The picture on burden sharing, however, is frankly a mixed one. In practical terms, America's Allies are pulling their weight. In the Balkans, for example, more than 85% of the peacekeeping troops are European. The European Union is paying the lion’s share in reconstruction and development. Javier Solana and I have a polished political EU-NATO double-act to keep the peace in the former Yugoslav Republic of Macedonia . And in the coming months, we will see increasing efforts by the Europeans to reduce the burden on American shoulders in some of these Balkan operations.
Unfortunately, the longer term picture is less optimistic. For all the political energy expended in NATO and in the EU, the truth is that Europe remains militarily undersized.
American critics of Europe’s military incapability are right. If we are to ensure that the United States moves neither towards unilateralism nor isolationism, all European countries must show a new willingness to develop effective crisis management capabilities.
I am confidant that this will happen. September 11th was a wake-up call for us all.
My clarion call in this job has been the importance of "capabilities, capabilities, capabilities." But keep in mind that this is not simply a task for NATO. The European Union has an equally important role to play. Its Headline Goal process runs in parallel with and complements NATO’s Defence Capabilities Initiative. Another example of European Defence at work in practice.
Yet the United States must also do much more too. Not in terms of soldiers on the ground or aircraft in the air. But in facilitating the process of European defence modernisation. By easing unnecessary restrictions on technology transfer and industrial cooperation, Washington can improve the quality of the capabilities available, and diminish any problems our forces have in working together.
Finally, we are beginning the modernisation of NATO's decision-making processes. NATO has an unique ability to take and implement quick decisions. We showed it last summer, when within five days of the political decision we had deployed 4,000 troops to Macedonia. This force supervised a crucial disarmament process, and it certainly helped to avoid a civil war.
That kind of quick action will be necessary in future – including, potentially, to respond to terrorism. We must therefore ensure that it can still be done after any NATO enlargement in November.
We have a demanding new agenda through to the Prague Summit in November. But in adapting and updating the Alliance, we must not discard the essentials which underpinned its value in the 90s.
Perhaps I do not need to say so to this audience, but there is simply no credible alternative forum for transatlantic security coordination.
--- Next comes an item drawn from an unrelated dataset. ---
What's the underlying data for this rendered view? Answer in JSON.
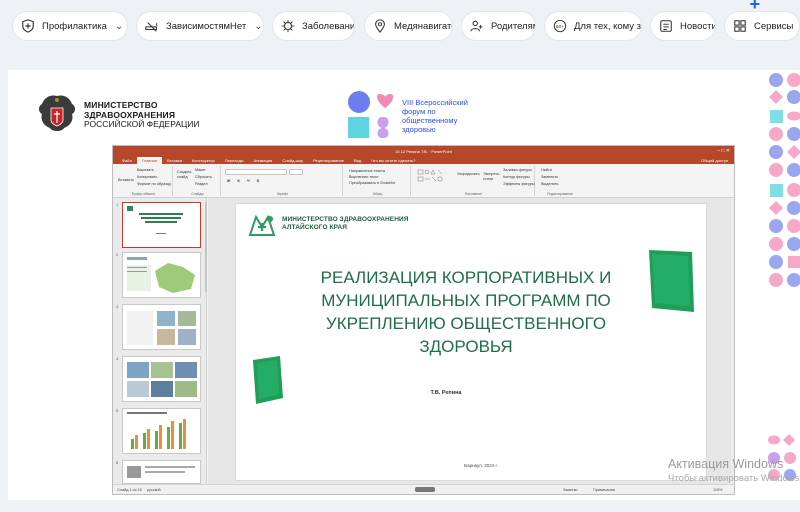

Nor is there any credible alternative for ensuring the military and political interoperability on which all coalition operations depend.
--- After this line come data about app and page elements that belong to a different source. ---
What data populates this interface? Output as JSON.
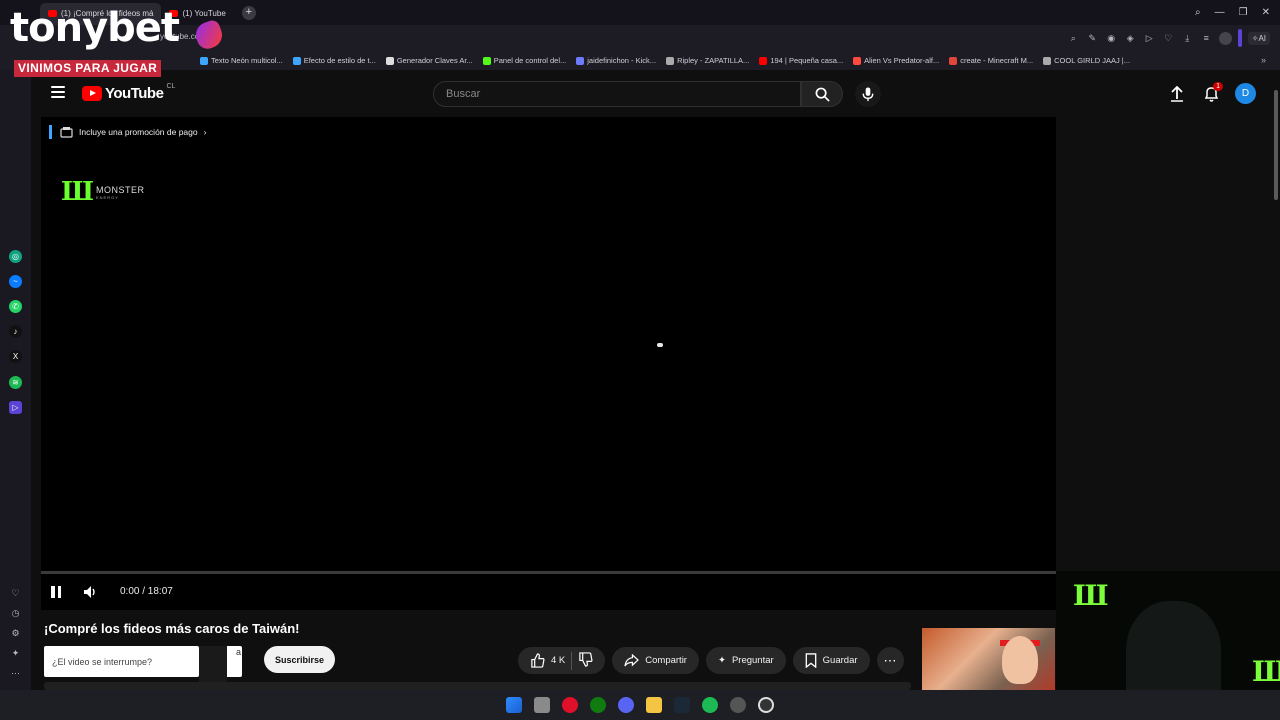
{
  "browser": {
    "tabs": [
      {
        "label": "(1) ¡Compré los fideos má",
        "active": true
      },
      {
        "label": "(1) YouTube",
        "active": false
      }
    ],
    "url": "youtube.com/",
    "ai_label": "AI",
    "bookmarks": [
      {
        "label": "Texto Neón multicol...",
        "color": "#3ea6ff"
      },
      {
        "label": "Efecto de estilo de t...",
        "color": "#3ea6ff"
      },
      {
        "label": "Generador Claves Ar...",
        "color": "#dddddd"
      },
      {
        "label": "Panel de control del...",
        "color": "#53fc18"
      },
      {
        "label": "jaidefinichon - Kick...",
        "color": "#6c7cff"
      },
      {
        "label": "Ripley - ZAPATILLA...",
        "color": "#aaaaaa"
      },
      {
        "label": "194 | Pequeña casa...",
        "color": "#ff0000"
      },
      {
        "label": "Alien Vs Predator-alf...",
        "color": "#ff4a3d"
      },
      {
        "label": "create - Minecraft M...",
        "color": "#e0463a"
      },
      {
        "label": "COOL GIRLD JAAJ |...",
        "color": "#aaaaaa"
      }
    ]
  },
  "overlay": {
    "brand": "tonybet",
    "tagline": "VINIMOS PARA JUGAR"
  },
  "youtube": {
    "logo_text": "YouTube",
    "country_code": "CL",
    "search_placeholder": "Buscar",
    "notification_count": "1",
    "avatar_letter": "D",
    "promo_text": "Incluye una promoción de pago",
    "sponsor_logo_text": "MONSTER",
    "sponsor_logo_sub": "ENERGY",
    "time_display": "0:00 / 18:07",
    "video_title": "¡Compré los fideos más caros de Taiwán!",
    "interrupt_text": "¿El video se interrumpe?",
    "interrupt_fragment": "a",
    "subscribe_label": "Suscribirse",
    "like_count": "4 K",
    "share_label": "Compartir",
    "ask_label": "Preguntar",
    "save_label": "Guardar"
  },
  "colors": {
    "accent_red": "#ff0000",
    "brand_red": "#c8283b",
    "avatar_blue": "#1e88e5",
    "monster_green": "#6aff2f"
  }
}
There is no other means than NATO to ensure that European Defence strengthens our collective capacity. And there is no other organisation which can provide stability and security in the Euro-Atlantic area and prevent the re-nationalisation of defence in Europe.
As the Wall Street Journal wrote last week, if security were a marketable product, it would be harder to find a better brand name than NATO.
Ladies and Gentlemen,
September 11th was an enormous tragedy. But it has revealed many truths . That the bond between the United States and Europe is as strong as ever. That NATO remains the essential platform for defence cooperation and coalition operations. That NATO is and will continue to be the essential pillar of Euro-Atlantic security, and cooperation between the two sides of the Atlantic.
So ignore the merchants of doom. September 11th was not a blow to NATO. It was further proof of its enduring value. And it has stimulated another round of modernisation. In an uncertain world, the transatlantic link is not an optional extra. That is why NATO has emerged from each crisis more vibrant and more relevant than ever.
 Turkey recognises the Republic of Macedonia by its constitutional name.